When a journal is indexed, it means that the content within the journal, including research articles, has undergone a rigorous evaluation process and has been deemed worthy of inclusion in a particular indexing service. This evaluation process typically involves assessing the quality, relevance, and academic rigor of the journal's articles. Journals that meet the criteria set by the indexing service are then included in their database or index.
Indexed journals offer numerous benefits to researchers and scholars. Firstly, being indexed enhances the visibility and discoverability of a journal's articles. Researchers frequently rely on indexing services to find relevant literature in their respective fields. Being included in an index increases the likelihood of articles being noticed and cited by other researchers, thus contributing to the overall impact and influence of the journal.
Secondly, indexing services provide search functionalities and categorization options, allowing users to search for articles based on specific keywords, authors, or subject areas. This facilitates efficient literature review and research exploration.
Several well-known indexing services are available in the academic publishing landscape. Some examples include:
- PubMed: Operated by the National Library of Medicine (NLM), PubMed is a widely used indexing service in the field of biomedical literature. It includes a vast collection of articles from medical and life science journals, making it a valuable resource for researchers and healthcare professionals.
- Scopus: Developed by Elsevier, Scopus is a comprehensive abstract and citation database that covers a wide range of academic disciplines. It includes journals, conference proceedings, and other scholarly publications, providing researchers with extensive coverage across various fields.
- Web of Science: Produced by Clarivate Analytics, Web of Science is a multidisciplinary indexing service that encompasses a broad spectrum of scientific disciplines. It offers citation analysis tools and comprehensive coverage of journals, making it an essential resource for researchers seeking to assess the impact of their work and track citation trends.
- Google Scholar: While not a traditional indexing service, Google Scholar is a widely used search engine that indexes scholarly literature, including journal articles, theses, books, and conference papers. It provides a convenient platform for researchers to search for and access academic content across diverse disciplines.
These indexing services, among others, contribute to the visibility and accessibility of academic research.
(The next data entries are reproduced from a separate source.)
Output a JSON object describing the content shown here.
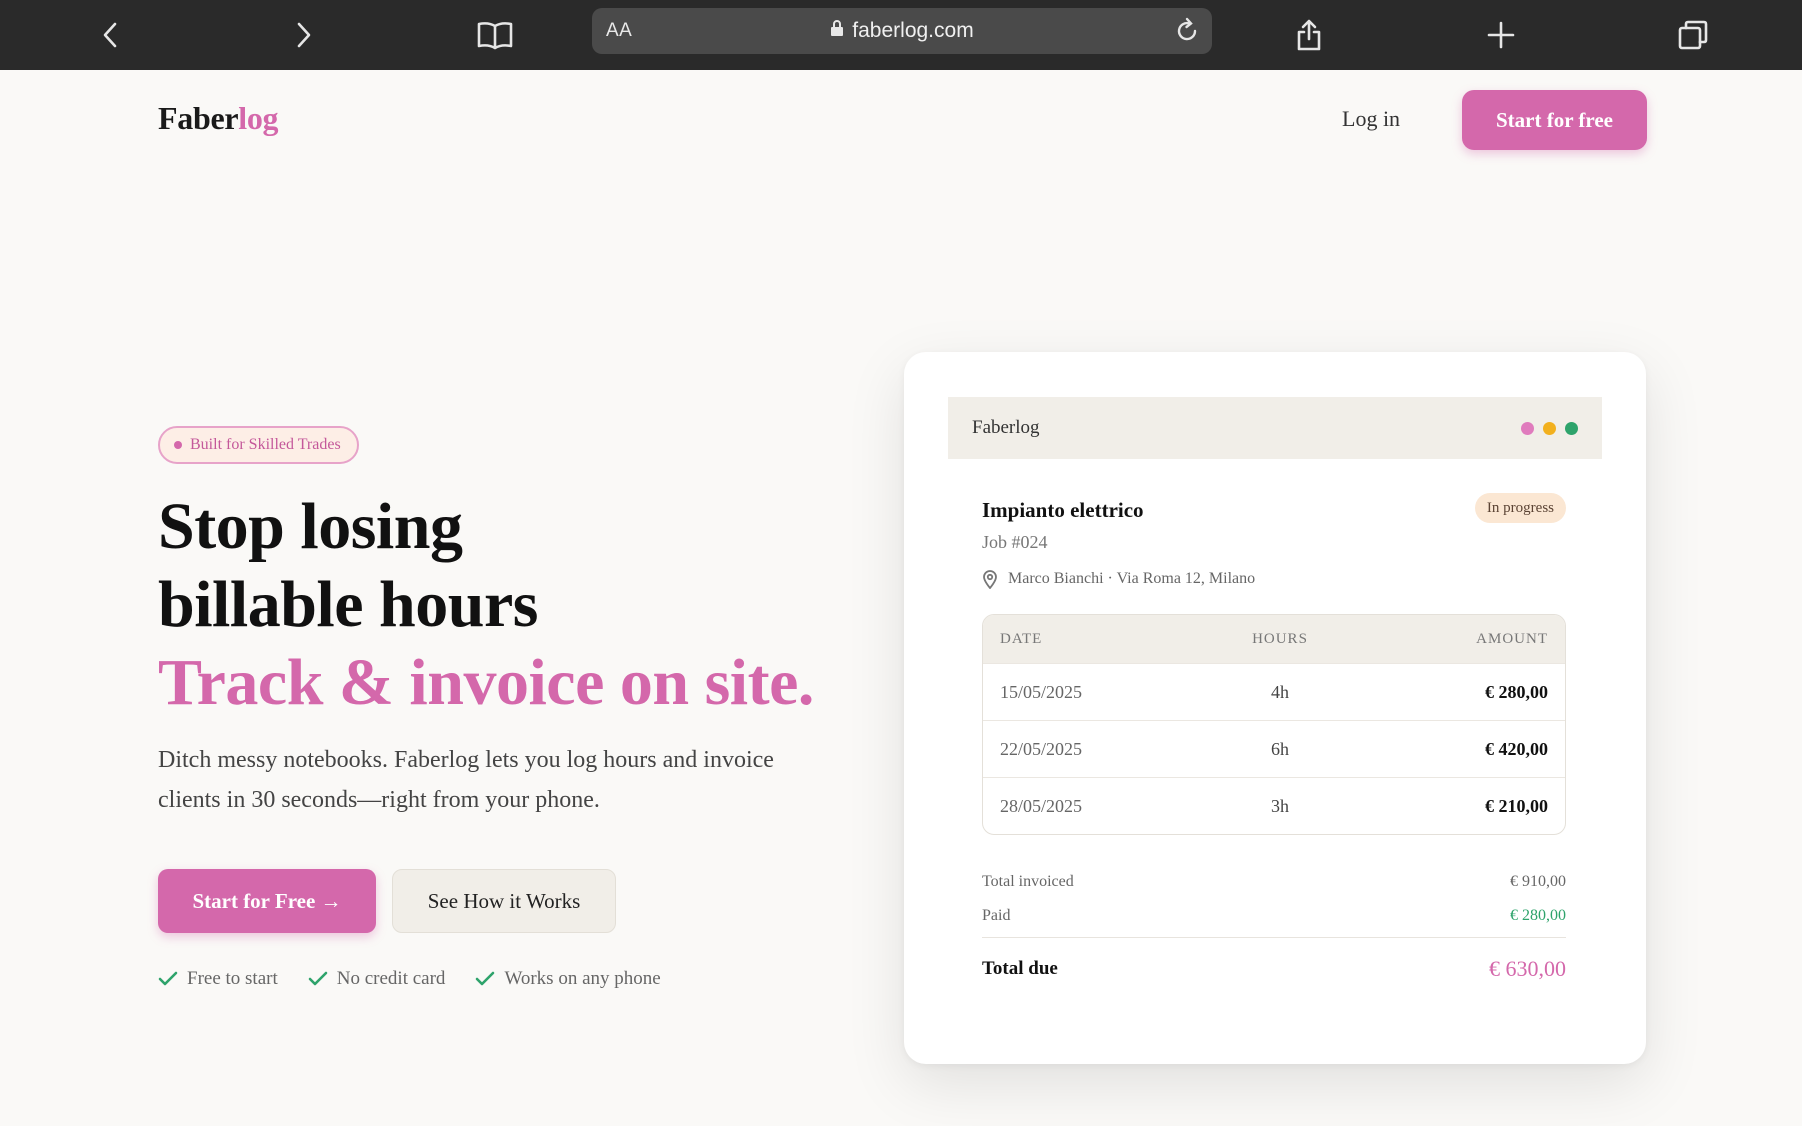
{
  "browser": {
    "text_size_label": "AA",
    "url": "faberlog.com"
  },
  "nav": {
    "logo_main": "Faber",
    "logo_accent": "log",
    "login_label": "Log in",
    "cta_label": "Start for free"
  },
  "hero": {
    "badge": "Built for Skilled Trades",
    "headline_line1": "Stop losing",
    "headline_line2": "billable hours",
    "headline_line3": "Track & invoice on site.",
    "lead_line1": "Ditch messy notebooks. Faberlog lets you log hours and invoice",
    "lead_line2": "clients in 30 seconds—right from your phone.",
    "primary_button": "Start for Free →",
    "secondary_button": "See How it Works",
    "checks": [
      "Free to start",
      "No credit card",
      "Works on any phone"
    ]
  },
  "card": {
    "app_title": "Faberlog",
    "window_dot_colors": [
      "#e07bbd",
      "#f2b01e",
      "#2ea36b"
    ],
    "job_title": "Impianto elettrico",
    "job_number": "Job #024",
    "status": "In progress",
    "client_line": "Marco Bianchi · Via Roma 12, Milano",
    "table": {
      "headers": [
        "DATE",
        "HOURS",
        "AMOUNT"
      ],
      "rows": [
        {
          "date": "15/05/2025",
          "hours": "4h",
          "amount": "€ 280,00"
        },
        {
          "date": "22/05/2025",
          "hours": "6h",
          "amount": "€ 420,00"
        },
        {
          "date": "28/05/2025",
          "hours": "3h",
          "amount": "€ 210,00"
        }
      ]
    },
    "summary": {
      "invoiced_label": "Total invoiced",
      "invoiced_value": "€ 910,00",
      "paid_label": "Paid",
      "paid_value": "€ 280,00",
      "due_label": "Total due",
      "due_value": "€ 630,00"
    }
  },
  "colors": {
    "accent": "#d468ab",
    "success": "#2ea36b"
  }
}
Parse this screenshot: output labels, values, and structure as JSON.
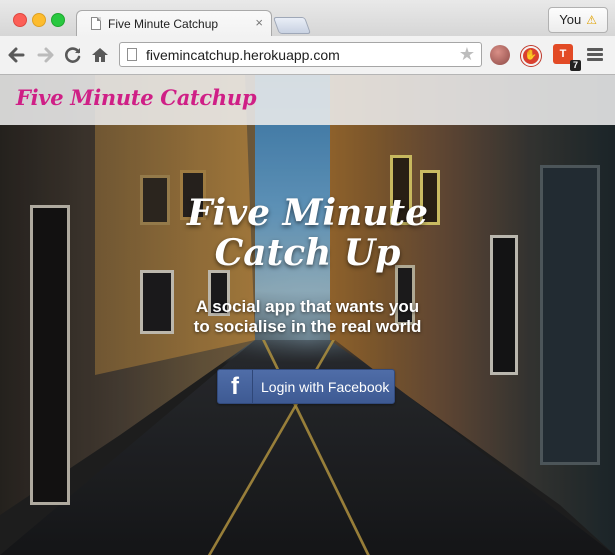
{
  "browser": {
    "tab_title": "Five Minute Catchup",
    "tab_close": "×",
    "profile_label": "You",
    "profile_warning": "⚠",
    "url": "fivemincatchup.herokuapp.com",
    "extension_badge": "7"
  },
  "site": {
    "brand": "Five Minute Catchup",
    "hero_title_line1": "Five Minute",
    "hero_title_line2": "Catch Up",
    "hero_sub_line1": "A social app that wants you",
    "hero_sub_line2": "to socialise in the real world",
    "login_button": "Login with Facebook",
    "fb_glyph": "f"
  },
  "colors": {
    "brand": "#cf1f86",
    "facebook": "#3e5a93"
  }
}
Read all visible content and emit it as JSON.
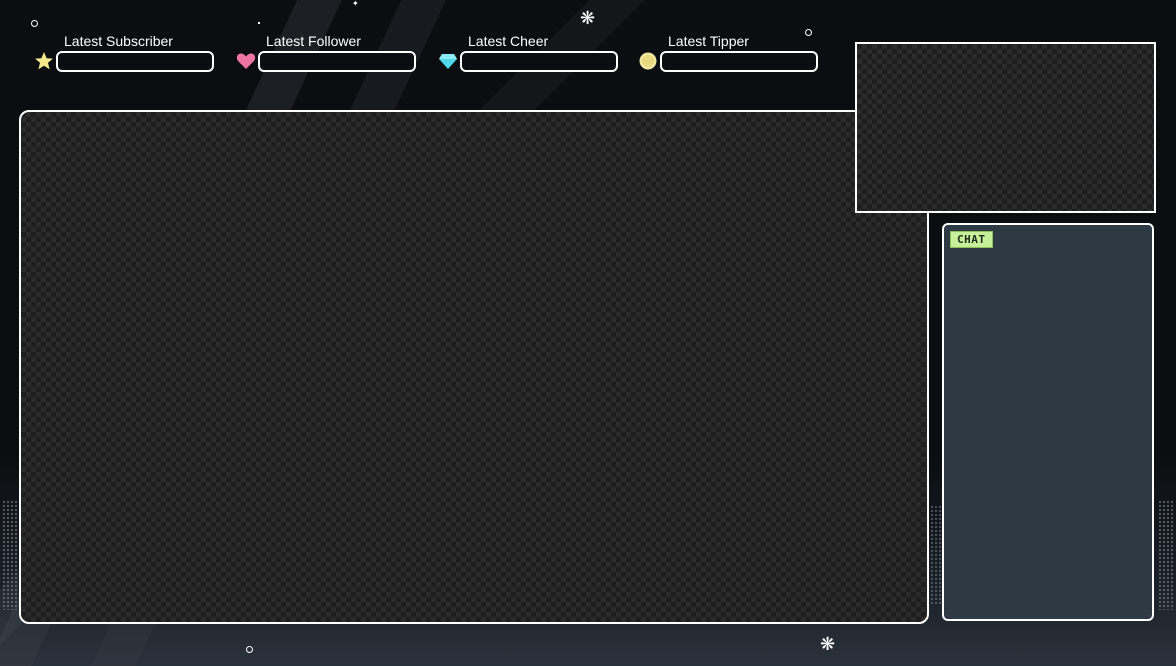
{
  "overlay": {
    "alerts": [
      {
        "label": "Latest Subscriber",
        "icon": "star-icon",
        "color": "#f4e98a"
      },
      {
        "label": "Latest Follower",
        "icon": "heart-icon",
        "color": "#ee74a6"
      },
      {
        "label": "Latest Cheer",
        "icon": "gem-icon",
        "color": "#4ed8e8"
      },
      {
        "label": "Latest Tipper",
        "icon": "coin-icon",
        "color": "#f2e7a0"
      }
    ],
    "chat": {
      "tag_label": "CHAT",
      "tag_color": "#c6f09a",
      "panel_color": "#2d3a44"
    },
    "colors": {
      "background": "#0b0d10",
      "border": "#ffffff"
    }
  }
}
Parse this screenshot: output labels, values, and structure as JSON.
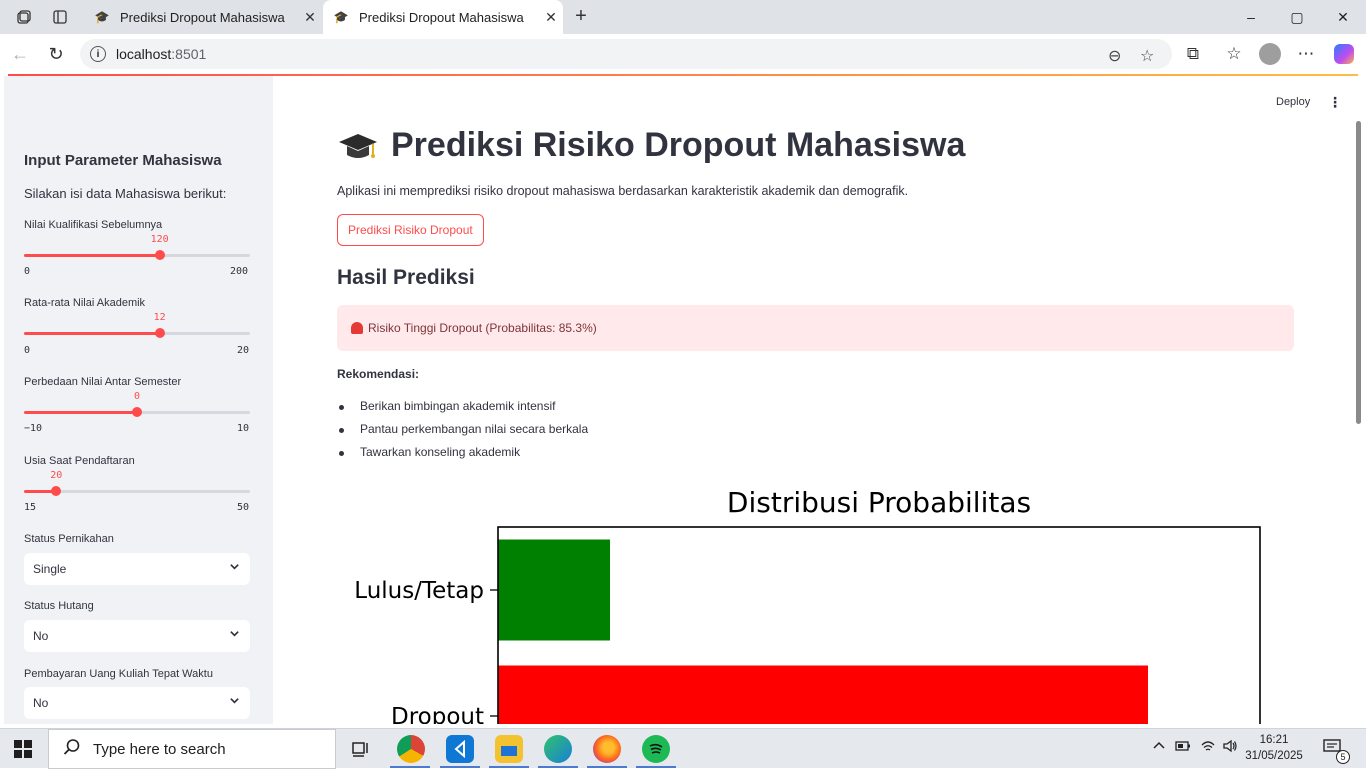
{
  "browser": {
    "tabs": [
      {
        "title": "Prediksi Dropout Mahasiswa",
        "active": false
      },
      {
        "title": "Prediksi Dropout Mahasiswa",
        "active": true
      }
    ],
    "url_host": "localhost",
    "url_port": ":8501",
    "icons": {
      "workspaces": "workspaces-icon",
      "tab_actions": "tab-actions-icon",
      "new_tab": "+",
      "minimize": "–",
      "maximize": "▢",
      "close": "✕",
      "back": "←",
      "refresh": "↻",
      "zoom": "⊖",
      "favorite": "☆",
      "extensions": "⧉",
      "favorites_bar": "☆",
      "menu": "⋯"
    }
  },
  "sidebar": {
    "header": "Input Parameter Mahasiswa",
    "subheader": "Silakan isi data Mahasiswa berikut:",
    "sliders": [
      {
        "label": "Nilai Kualifikasi Sebelumnya",
        "value": "120",
        "min": "0",
        "max": "200",
        "fraction": 0.6
      },
      {
        "label": "Rata-rata Nilai Akademik",
        "value": "12",
        "min": "0",
        "max": "20",
        "fraction": 0.6
      },
      {
        "label": "Perbedaan Nilai Antar Semester",
        "value": "0",
        "min": "−10",
        "max": "10",
        "fraction": 0.5
      },
      {
        "label": "Usia Saat Pendaftaran",
        "value": "20",
        "min": "15",
        "max": "50",
        "fraction": 0.143
      }
    ],
    "selects": [
      {
        "label": "Status Pernikahan",
        "value": "Single"
      },
      {
        "label": "Status Hutang",
        "value": "No"
      },
      {
        "label": "Pembayaran Uang Kuliah Tepat Waktu",
        "value": "No"
      }
    ]
  },
  "main": {
    "deploy": "Deploy",
    "kebab": "⋮",
    "title": "Prediksi Risiko Dropout Mahasiswa",
    "description": "Aplikasi ini memprediksi risiko dropout mahasiswa berdasarkan karakteristik akademik dan demografik.",
    "predict_button": "Prediksi Risiko Dropout",
    "result_heading": "Hasil Prediksi",
    "alert": "Risiko Tinggi Dropout (Probabilitas: 85.3%)",
    "recommendation_label": "Rekomendasi:",
    "recommendations": [
      "Berikan bimbingan akademik intensif",
      "Pantau perkembangan nilai secara berkala",
      "Tawarkan konseling akademik"
    ]
  },
  "chart_data": {
    "type": "bar",
    "orientation": "horizontal",
    "title": "Distribusi Probabilitas",
    "categories": [
      "Lulus/Tetap",
      "Dropout"
    ],
    "values": [
      0.147,
      0.853
    ],
    "colors": [
      "#008000",
      "#ff0000"
    ],
    "xlim": [
      0,
      1
    ],
    "grid": false
  },
  "taskbar": {
    "search_placeholder": "Type here to search",
    "time": "16:21",
    "date": "31/05/2025",
    "notification_count": "5",
    "apps": [
      "task-view",
      "chrome",
      "vscode",
      "file-explorer",
      "edge",
      "firefox",
      "spotify"
    ]
  }
}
They facilitate the dissemination of knowledge and aid researchers in finding relevant literature, promoting collaboration, and advancing their respective fields of study. For journals, being indexed in reputable services is a mark of quality and recognition within the academic community, ensuring that their articles reach a wide audience of researchers and scholars.